### PROVIDED ENTRIES
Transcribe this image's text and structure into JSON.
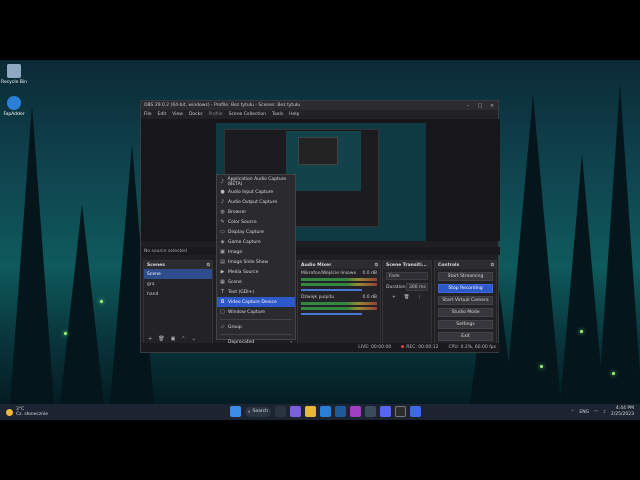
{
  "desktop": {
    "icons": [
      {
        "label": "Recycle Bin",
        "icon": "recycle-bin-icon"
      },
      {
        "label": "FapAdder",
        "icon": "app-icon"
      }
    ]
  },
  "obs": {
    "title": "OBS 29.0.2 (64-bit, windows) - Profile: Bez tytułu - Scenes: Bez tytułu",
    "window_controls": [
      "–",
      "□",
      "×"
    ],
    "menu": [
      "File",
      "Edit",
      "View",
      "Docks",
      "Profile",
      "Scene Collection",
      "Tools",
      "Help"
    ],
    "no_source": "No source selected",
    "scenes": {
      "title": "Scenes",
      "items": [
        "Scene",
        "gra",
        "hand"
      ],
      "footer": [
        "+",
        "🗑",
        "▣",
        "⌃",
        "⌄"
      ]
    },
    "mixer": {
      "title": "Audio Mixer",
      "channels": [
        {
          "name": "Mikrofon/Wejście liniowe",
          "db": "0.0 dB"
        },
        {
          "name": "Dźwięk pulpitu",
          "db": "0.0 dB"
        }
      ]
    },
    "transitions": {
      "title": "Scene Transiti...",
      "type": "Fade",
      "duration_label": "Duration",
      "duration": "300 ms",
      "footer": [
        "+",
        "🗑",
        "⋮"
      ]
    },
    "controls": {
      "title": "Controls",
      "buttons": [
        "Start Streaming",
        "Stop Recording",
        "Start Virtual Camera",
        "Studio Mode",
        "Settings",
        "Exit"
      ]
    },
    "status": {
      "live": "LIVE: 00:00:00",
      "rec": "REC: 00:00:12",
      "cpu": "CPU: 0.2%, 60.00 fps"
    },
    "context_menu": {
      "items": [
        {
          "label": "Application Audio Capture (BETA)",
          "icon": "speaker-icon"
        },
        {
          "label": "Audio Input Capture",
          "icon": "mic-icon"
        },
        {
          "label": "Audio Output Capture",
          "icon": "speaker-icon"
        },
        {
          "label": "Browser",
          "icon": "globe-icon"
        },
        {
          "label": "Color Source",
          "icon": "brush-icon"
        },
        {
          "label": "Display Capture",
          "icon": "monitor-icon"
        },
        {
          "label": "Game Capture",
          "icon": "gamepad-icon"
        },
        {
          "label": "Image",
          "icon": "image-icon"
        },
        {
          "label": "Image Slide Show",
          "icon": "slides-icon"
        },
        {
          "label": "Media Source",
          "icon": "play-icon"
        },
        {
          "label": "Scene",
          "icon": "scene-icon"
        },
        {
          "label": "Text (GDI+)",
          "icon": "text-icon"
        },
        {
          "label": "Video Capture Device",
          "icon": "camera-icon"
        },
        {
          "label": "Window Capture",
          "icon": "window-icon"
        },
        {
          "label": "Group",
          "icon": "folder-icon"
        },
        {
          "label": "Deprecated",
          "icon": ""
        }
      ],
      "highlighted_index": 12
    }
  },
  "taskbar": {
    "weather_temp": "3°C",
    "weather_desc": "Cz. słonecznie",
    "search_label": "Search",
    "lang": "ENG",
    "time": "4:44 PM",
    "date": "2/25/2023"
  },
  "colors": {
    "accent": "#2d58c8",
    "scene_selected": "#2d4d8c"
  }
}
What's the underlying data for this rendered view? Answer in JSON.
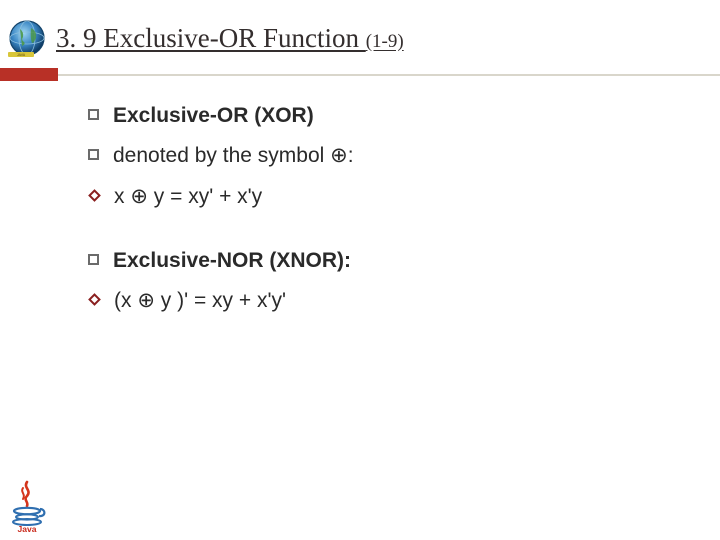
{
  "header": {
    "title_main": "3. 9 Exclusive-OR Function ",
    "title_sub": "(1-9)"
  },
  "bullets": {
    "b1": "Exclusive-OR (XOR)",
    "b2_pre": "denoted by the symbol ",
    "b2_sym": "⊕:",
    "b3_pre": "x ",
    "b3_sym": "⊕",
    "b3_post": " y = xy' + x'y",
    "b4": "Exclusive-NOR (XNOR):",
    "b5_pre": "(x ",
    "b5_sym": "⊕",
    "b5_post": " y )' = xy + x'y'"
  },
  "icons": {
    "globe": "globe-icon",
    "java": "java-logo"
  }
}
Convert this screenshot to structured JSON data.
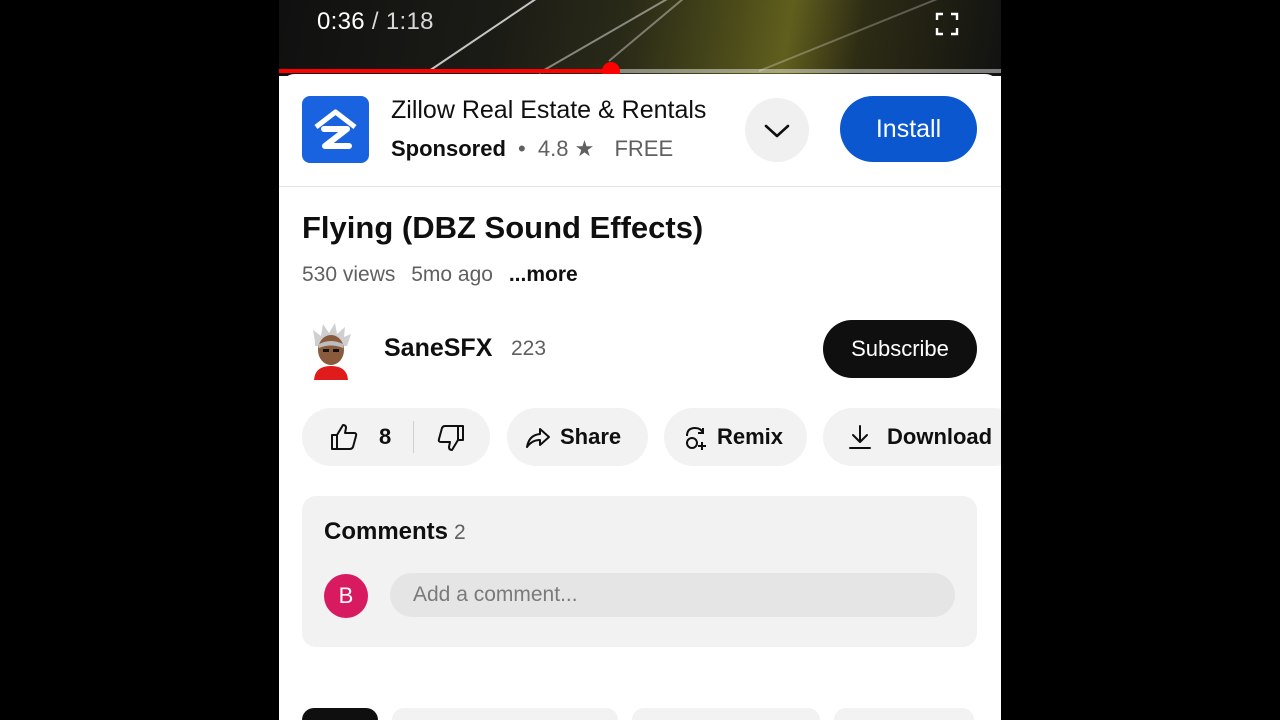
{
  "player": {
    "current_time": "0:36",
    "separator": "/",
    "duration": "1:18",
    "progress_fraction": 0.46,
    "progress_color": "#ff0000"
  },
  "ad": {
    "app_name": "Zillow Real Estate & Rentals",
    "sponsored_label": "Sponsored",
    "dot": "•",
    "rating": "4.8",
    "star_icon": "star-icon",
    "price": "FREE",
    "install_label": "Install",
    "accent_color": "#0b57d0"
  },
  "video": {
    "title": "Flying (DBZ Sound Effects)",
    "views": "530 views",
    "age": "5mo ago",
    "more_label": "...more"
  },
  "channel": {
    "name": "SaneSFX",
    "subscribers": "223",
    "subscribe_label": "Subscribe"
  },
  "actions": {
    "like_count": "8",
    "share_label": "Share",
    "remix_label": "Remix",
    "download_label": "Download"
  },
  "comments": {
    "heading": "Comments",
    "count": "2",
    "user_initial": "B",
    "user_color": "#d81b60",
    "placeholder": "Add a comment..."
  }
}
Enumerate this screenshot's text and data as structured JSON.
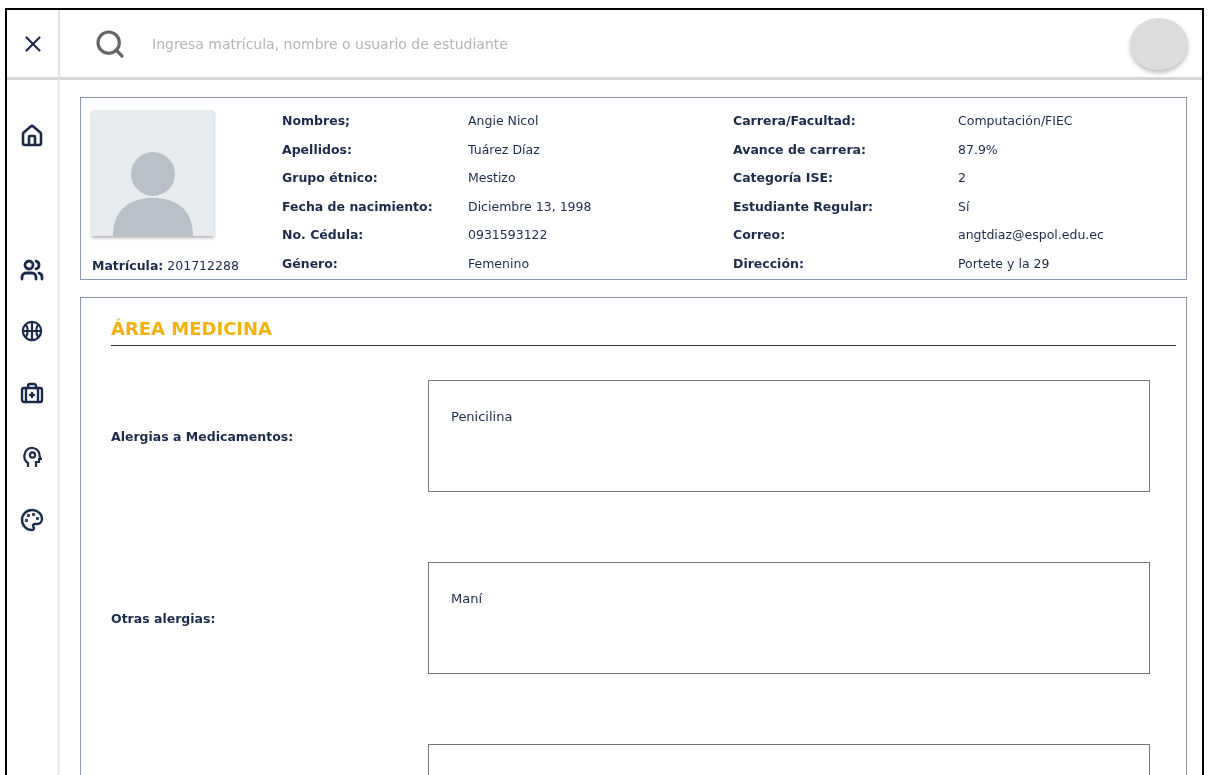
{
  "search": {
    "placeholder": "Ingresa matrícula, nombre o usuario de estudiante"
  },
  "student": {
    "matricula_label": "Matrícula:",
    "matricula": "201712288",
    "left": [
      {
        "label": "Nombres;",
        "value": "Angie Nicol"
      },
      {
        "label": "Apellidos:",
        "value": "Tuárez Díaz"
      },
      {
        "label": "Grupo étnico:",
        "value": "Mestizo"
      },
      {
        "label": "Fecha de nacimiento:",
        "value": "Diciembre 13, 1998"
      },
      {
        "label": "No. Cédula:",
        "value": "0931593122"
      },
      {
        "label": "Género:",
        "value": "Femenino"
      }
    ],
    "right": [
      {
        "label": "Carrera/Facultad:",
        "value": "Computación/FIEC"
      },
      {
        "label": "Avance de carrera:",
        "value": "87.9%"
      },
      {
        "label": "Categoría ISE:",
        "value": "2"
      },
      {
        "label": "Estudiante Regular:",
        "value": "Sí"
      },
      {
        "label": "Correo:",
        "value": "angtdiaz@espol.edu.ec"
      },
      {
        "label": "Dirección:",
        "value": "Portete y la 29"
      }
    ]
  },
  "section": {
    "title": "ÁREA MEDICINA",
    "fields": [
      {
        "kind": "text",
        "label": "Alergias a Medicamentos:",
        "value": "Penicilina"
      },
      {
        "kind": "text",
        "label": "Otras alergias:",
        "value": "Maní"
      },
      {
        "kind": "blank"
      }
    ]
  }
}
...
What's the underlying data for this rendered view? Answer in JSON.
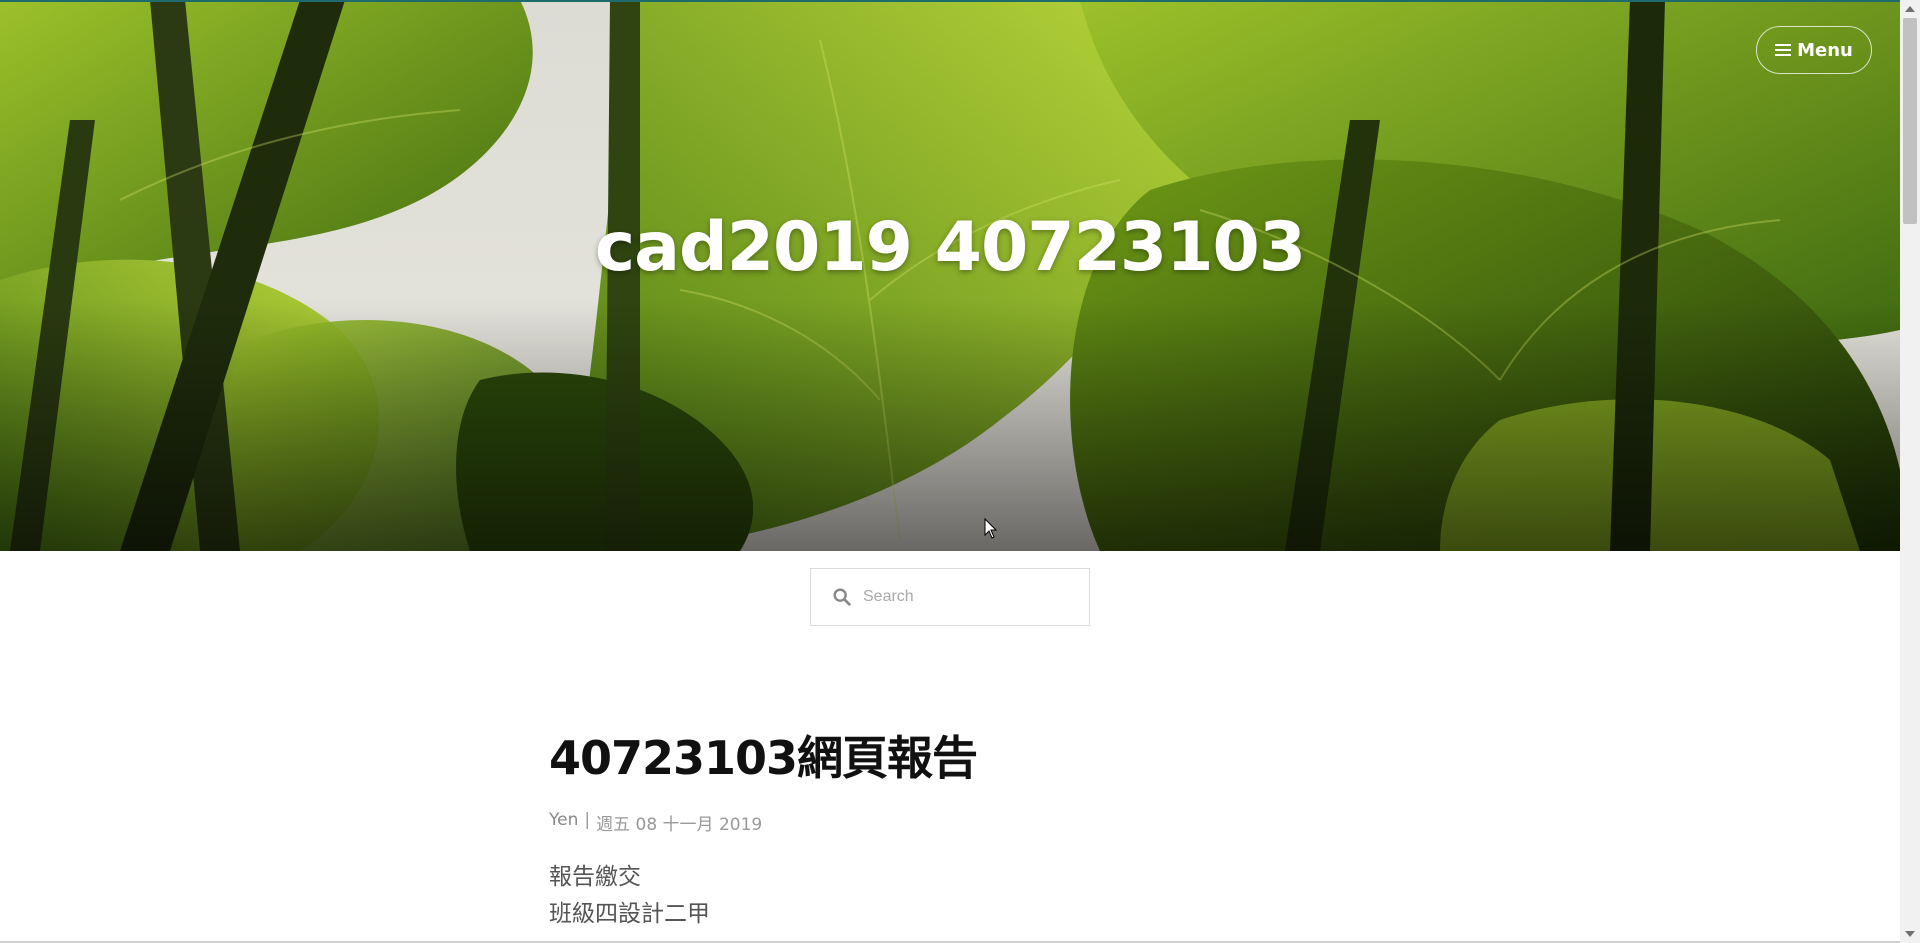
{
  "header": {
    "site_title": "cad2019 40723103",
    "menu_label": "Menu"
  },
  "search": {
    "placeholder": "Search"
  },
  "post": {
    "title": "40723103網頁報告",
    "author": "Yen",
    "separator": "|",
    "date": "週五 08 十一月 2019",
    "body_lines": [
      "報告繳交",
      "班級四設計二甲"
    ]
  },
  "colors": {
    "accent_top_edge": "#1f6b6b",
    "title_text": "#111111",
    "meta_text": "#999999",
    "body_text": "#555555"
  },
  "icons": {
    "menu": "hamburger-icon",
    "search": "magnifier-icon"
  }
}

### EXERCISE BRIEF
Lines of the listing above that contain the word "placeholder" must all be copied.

### FINISHED TASK
    "placeholder": "Add a comment..."
    "placeholder": "Ingresa matrícula, nombre o usuario de estudiante"
    "placeholder": "Search"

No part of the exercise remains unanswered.